When Cassie Dewell, the main character in C.J. Box's latest summer thriller, "Badlands," is offered the job of sheriff in Grimstad, N.D., the Bakken County sheriff hiring her is blunt about the position. "There's something you need to remember," he says, "this place is the Wild West. … You ain't ever seen anything like it." And he ain't lying.

With the region's dramatic increase in crime, six months working law enforcement in this "new energy" North Dakota equals "ten years of experience" anywhere else.

Dewell has recently faced off against a horrific highway serial killer. She's more than ready for whatever this job brings, but what she doesn't expect is a 12-year-old boy whom no one notices but who sees everything, a "slow kid" with fetal alcohol syndrome, caught in the middle of a violent gang war.

Box is known for writing wilderness noir, dark suspenseful stories set in the wilds of Montana and Wyoming, his landscapes as strong and compelling as his characters. In this absorbing new novel, North Dakota's "dark prairie" with its "pipeline fields, heavy equipment yards, tool companies" and its "man camps" is balanced with aplomb against the story of boy and his quest for "respite" from "one trauma after another."
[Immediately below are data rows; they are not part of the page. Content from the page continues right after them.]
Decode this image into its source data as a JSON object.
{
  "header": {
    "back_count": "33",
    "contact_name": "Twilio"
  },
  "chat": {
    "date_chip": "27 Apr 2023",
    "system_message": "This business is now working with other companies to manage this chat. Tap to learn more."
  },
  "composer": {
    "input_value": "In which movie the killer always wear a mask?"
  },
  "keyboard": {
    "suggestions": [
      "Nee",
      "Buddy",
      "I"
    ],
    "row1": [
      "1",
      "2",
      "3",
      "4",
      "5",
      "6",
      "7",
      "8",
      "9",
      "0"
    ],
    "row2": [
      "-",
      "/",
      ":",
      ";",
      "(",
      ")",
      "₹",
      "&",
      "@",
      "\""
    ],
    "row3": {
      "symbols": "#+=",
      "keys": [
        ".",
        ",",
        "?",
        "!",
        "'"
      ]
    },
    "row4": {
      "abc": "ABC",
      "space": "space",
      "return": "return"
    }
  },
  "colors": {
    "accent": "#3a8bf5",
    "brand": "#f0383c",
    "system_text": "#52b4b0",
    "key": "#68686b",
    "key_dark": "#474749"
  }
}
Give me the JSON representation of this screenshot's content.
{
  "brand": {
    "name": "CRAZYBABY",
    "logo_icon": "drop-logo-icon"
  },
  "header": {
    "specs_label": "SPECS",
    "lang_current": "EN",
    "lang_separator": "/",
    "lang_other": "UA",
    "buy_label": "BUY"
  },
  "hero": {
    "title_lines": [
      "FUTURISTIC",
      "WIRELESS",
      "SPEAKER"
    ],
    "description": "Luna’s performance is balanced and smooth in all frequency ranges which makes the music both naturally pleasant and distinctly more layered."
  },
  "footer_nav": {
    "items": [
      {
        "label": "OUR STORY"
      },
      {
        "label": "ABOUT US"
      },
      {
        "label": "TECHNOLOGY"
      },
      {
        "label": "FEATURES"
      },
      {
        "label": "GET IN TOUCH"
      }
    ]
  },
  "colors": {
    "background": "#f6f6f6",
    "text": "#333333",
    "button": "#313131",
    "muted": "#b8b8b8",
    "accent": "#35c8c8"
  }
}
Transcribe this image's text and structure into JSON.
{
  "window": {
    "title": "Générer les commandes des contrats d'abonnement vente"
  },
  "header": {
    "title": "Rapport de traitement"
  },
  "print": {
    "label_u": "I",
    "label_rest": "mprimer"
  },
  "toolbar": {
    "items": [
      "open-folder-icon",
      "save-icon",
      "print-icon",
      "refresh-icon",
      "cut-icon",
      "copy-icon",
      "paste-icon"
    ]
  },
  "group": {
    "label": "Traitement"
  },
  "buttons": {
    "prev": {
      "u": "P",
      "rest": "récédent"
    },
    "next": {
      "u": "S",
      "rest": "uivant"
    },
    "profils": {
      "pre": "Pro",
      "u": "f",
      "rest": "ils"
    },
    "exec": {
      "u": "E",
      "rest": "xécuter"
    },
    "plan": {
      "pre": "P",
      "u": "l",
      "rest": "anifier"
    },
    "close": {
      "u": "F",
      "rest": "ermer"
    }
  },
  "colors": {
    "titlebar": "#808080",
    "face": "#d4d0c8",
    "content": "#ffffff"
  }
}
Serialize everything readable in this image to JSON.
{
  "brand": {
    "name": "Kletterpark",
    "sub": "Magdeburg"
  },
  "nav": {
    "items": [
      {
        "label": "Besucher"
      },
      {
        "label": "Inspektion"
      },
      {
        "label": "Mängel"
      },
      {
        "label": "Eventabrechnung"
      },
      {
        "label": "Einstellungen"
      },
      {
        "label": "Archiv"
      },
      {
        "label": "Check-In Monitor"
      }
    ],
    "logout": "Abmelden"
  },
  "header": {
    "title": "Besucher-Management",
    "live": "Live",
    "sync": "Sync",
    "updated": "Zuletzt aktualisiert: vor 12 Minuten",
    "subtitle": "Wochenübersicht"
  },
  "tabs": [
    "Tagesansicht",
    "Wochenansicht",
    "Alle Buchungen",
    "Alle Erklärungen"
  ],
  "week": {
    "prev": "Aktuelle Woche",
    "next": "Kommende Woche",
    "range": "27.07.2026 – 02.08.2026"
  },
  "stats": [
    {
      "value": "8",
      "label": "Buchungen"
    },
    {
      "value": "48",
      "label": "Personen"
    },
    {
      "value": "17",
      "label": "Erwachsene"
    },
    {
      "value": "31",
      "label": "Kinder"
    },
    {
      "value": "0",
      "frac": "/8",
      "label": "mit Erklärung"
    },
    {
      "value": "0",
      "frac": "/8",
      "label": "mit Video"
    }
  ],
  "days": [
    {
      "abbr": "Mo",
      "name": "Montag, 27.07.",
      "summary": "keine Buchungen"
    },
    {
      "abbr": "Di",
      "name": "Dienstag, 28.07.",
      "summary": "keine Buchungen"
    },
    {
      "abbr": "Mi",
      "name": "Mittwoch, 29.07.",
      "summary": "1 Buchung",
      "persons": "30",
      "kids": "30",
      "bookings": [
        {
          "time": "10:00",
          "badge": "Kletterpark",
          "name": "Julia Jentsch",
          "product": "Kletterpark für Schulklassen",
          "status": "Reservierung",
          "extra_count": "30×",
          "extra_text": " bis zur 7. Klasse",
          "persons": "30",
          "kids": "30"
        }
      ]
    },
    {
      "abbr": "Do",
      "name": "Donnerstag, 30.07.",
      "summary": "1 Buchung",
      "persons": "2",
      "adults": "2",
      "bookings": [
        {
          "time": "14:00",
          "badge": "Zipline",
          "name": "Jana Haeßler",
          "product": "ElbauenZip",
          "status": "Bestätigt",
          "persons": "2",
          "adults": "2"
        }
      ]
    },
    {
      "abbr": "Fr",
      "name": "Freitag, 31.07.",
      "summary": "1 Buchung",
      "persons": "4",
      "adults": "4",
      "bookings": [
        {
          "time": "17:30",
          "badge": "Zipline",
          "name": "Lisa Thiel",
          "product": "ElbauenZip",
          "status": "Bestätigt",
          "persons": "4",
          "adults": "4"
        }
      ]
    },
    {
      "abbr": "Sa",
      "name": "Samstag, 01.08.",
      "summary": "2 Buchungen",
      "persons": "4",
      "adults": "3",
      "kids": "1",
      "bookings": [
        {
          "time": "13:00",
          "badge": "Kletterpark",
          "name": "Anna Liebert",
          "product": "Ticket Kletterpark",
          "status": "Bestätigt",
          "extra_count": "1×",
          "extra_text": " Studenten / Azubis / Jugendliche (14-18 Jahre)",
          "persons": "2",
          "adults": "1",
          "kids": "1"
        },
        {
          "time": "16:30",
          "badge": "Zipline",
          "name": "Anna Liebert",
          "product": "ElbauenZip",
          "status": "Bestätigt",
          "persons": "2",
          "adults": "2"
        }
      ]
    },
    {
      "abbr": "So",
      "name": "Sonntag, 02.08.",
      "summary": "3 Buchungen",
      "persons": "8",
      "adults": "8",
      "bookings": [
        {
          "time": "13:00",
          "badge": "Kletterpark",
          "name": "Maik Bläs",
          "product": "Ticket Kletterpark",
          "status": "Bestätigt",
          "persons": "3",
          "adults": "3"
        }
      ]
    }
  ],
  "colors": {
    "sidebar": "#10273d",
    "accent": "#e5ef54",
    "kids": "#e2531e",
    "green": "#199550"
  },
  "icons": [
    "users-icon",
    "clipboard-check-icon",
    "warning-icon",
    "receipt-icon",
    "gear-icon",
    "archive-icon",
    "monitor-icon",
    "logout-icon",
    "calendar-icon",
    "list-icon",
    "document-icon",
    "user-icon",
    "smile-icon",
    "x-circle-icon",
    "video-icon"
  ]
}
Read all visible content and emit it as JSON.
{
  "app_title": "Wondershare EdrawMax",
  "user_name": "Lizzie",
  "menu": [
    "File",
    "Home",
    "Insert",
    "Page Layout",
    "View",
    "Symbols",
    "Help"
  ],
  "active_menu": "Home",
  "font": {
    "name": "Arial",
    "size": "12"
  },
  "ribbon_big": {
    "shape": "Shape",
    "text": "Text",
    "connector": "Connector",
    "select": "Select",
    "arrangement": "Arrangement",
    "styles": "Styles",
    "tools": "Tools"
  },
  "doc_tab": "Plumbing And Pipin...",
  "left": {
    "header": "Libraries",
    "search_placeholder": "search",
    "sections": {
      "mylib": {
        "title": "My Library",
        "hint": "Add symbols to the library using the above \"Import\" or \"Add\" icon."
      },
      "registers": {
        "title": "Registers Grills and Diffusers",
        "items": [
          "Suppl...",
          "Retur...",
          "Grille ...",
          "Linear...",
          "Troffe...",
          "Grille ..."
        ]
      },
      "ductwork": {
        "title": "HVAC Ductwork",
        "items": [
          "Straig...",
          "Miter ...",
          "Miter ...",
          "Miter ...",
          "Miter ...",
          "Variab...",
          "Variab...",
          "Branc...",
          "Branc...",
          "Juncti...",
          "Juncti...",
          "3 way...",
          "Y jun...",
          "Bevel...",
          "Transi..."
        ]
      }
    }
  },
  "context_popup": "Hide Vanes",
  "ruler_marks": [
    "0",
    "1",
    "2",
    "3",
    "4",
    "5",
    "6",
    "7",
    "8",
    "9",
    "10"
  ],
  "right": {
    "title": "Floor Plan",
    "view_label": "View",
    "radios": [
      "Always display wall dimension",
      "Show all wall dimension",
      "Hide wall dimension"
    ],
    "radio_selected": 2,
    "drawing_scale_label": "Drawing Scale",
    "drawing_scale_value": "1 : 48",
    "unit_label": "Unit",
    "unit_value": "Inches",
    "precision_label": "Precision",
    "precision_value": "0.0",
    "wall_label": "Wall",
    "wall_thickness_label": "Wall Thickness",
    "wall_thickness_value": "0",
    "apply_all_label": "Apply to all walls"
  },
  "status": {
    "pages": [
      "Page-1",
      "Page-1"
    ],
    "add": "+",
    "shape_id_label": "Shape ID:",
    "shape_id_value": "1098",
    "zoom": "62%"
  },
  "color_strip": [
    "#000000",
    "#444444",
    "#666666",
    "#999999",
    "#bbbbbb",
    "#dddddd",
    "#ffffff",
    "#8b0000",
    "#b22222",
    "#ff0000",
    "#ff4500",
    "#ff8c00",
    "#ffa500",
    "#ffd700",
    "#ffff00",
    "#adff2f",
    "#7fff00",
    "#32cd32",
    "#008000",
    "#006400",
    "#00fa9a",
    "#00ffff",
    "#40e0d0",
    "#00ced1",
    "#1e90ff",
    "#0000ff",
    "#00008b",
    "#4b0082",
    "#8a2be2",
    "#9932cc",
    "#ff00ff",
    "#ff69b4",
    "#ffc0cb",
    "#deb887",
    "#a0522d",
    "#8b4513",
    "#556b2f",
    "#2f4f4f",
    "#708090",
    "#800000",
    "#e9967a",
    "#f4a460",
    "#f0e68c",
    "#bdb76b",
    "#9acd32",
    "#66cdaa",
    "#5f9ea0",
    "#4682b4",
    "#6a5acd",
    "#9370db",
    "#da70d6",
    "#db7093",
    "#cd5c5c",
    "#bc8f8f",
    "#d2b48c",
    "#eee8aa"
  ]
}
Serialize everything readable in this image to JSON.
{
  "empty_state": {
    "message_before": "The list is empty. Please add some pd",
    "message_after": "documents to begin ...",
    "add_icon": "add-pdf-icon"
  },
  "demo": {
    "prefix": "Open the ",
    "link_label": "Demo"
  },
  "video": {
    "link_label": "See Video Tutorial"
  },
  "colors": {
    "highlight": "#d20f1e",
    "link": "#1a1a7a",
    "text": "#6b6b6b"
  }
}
Carole E. Barrowman teaches English at Alverno College in ­Milwaukee.